The Meatpacking District is a neighborhood in the New York City borough of Manhattan. Meatpacking District runs from West 14th Street south of Gansevoort Street and from the Hudson River east of Hudson Street.
History Of The Meatpacking District
The Meatpacking District used to be a residential area, but there have been markets in existence dating back to the 1840s. By the 20th century, the neighborhood had rows of open-air meat markets, meatpacking plants and pork and veal packers. In addition, there were lumberyards and tenements in the area. by the 1930s slaughterhouses in the neighborhood produced the country’s third-largest amount of dressed meats. Although the neighborhood has changed over the years, five meatpacking companies still operate in the district.
The neighborhood started to change in the 1960s when some of New York City’s first underground gay clubs opened there. The 1970s led to shops being opened with a focus on gay clientele and by the mid-80s a new restaurant called Florent brought in a different vibe in the neighborhood. The arrival of Gansevoort Hotel brought in a new crowd of foodies, fashion lovers and party-goers drawn to the shopping, late night places and food places that were making up the district. Although the area started out as an industrial meat packing section, and it may still have its meatpacking remnants in some parts, it appeals more to the trendy people and celebrities alike- leading it to garner a reputation of being a 24-hour neighborhood.
High-End Shopping Epicenter
In 1999 the opening of Jeffrey, a highbrow and exclusive clothing store, marked the change of more high-end shops changing the structure of the area. Brands like Alexander McQueen, Stella McCartney, and Yigal Azrouel also docked here but have since moved out.
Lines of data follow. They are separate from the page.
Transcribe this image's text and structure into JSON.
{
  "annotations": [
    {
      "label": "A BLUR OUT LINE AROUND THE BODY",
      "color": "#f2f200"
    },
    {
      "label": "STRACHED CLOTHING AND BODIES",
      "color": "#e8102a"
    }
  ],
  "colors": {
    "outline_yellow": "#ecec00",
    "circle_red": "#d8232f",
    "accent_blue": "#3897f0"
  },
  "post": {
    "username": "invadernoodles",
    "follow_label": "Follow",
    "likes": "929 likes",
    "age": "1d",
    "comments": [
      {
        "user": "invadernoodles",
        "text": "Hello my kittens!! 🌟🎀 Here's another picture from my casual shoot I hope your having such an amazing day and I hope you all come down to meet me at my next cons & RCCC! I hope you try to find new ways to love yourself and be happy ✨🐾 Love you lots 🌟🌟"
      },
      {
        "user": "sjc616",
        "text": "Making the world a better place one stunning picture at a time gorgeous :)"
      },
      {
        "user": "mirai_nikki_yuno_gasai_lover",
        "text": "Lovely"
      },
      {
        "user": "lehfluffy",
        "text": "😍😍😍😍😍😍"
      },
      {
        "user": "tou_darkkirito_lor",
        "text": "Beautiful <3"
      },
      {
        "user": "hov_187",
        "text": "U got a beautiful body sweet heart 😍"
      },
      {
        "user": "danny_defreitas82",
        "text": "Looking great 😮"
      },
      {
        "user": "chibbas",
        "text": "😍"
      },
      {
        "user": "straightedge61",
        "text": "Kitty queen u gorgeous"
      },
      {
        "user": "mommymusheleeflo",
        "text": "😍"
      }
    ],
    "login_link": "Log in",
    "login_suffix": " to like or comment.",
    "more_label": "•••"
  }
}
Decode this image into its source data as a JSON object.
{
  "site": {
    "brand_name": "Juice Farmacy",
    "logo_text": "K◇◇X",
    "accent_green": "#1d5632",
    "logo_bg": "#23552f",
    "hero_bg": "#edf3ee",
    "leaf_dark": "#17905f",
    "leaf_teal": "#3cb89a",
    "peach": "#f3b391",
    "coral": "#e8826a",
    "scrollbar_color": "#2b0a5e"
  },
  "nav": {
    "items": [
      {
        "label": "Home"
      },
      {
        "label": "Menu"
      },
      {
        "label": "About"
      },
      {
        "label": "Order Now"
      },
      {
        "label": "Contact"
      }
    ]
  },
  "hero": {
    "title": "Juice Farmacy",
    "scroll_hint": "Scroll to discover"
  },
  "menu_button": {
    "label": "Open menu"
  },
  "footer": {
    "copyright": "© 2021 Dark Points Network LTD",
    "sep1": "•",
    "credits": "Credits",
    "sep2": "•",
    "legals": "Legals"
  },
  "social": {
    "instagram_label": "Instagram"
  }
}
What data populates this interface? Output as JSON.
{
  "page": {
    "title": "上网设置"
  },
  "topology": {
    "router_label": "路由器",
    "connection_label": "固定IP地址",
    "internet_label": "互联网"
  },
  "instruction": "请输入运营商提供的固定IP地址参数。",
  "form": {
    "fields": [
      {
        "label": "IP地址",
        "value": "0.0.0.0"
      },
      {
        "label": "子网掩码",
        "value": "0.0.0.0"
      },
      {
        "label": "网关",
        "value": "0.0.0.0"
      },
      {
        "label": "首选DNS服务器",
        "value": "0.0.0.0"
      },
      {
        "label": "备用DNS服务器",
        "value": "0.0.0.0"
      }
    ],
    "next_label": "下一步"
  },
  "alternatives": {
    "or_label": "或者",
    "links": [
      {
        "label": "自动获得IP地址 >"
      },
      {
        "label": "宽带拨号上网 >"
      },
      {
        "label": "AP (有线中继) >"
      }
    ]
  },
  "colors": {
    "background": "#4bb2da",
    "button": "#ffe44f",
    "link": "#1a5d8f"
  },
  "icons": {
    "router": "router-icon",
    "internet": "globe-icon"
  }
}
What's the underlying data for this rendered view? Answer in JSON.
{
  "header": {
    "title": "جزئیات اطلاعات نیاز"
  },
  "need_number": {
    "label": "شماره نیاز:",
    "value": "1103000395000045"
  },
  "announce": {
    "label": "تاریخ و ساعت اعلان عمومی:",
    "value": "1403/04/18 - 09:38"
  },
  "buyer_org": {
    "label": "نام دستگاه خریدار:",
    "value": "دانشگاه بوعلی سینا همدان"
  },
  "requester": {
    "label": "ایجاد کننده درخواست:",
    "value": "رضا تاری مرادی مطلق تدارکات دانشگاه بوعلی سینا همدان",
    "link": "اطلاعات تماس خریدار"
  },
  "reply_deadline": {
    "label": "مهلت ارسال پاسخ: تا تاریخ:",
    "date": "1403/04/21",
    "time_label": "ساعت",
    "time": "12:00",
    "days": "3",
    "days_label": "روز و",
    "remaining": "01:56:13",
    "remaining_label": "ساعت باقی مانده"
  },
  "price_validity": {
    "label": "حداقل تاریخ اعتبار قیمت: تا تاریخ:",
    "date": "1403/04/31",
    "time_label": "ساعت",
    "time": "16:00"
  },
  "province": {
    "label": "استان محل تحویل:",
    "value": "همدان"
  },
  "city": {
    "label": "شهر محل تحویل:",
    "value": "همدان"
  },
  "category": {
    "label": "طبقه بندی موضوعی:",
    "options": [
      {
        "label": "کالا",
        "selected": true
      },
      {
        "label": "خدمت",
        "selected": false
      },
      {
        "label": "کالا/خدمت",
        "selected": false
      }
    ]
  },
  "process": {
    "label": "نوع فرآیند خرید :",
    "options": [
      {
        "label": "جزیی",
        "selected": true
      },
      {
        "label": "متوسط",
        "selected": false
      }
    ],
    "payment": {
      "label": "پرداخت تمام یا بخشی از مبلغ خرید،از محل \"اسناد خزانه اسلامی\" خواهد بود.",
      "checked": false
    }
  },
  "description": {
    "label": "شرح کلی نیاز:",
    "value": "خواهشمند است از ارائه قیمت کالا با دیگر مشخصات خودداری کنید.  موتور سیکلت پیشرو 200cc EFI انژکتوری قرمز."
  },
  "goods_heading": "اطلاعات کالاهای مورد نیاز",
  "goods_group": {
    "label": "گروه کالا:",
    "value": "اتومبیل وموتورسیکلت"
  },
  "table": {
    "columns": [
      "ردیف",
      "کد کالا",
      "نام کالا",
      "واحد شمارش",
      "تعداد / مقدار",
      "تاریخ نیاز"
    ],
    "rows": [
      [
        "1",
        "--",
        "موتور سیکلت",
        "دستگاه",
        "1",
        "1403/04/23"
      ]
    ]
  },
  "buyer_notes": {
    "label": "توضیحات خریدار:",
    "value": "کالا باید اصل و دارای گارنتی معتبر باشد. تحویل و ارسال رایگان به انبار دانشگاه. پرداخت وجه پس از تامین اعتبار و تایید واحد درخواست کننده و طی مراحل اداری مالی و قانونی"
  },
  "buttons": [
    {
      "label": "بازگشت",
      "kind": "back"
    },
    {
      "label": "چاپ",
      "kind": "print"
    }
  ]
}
Here are some of the high-end stores that are found in the area.
Diane von Furstenberg
Diane von Furstenberg (DVF) flagship opened in 2007. The building is a store, office, and design studio all in one. Having DVF’s presence in the area catapulted the fashion business in the Meatpacking District. You also can’t miss the building which is an ode to the classic wrap dress first debuted by DVF in the 70s with a glass front with curving interiors.
Rag & Bone
Rag & Bone is also present in the District with a minimalist “chic-meets-boho” vibe. Bringing the trendy persona that has now become the Meatpacking District, Rag & Bone brings wearable clothing that cleverly blends classic tailoring with an edgy and understated New York aesthetic.
The famous red-sole, high-heels is also part of the area located at 59 Horatio St. (Greenwich St). It’s believed that the opening of Louboutin as well as Louboutin’s first men’s-only store launched at the same time, brought a sense of exclusivity to the area. Not only that, there was more of a luxury brand stamp placed on the neighborhood.
With a name like Meatpacking District, one would expect to find meat in this area right? Well, yes and not only does this neighborhood have meat there are some upscale restaurants that are worth pointing out.
Old Homestead Steakhouse
Old Homestead Steakhouse opened in 1868 as a dockworkers’ chophouse. Laid back people are the ones drawn to this place where you’ll find sashimi, seared yellowfin tuna, strip steak, prime rib and so much more, however, their beef sounds like the winner.
How To Get There
Getting to the area, you can use the A, C, E, L trains. For more options to get to the District, click here.
If you find yourself in need of the hospital or the police, here is the closest police precinct and hospital to locate.
30 7th Avenue
New York, New York 10011
233 W 10th St,
New York, NY 10014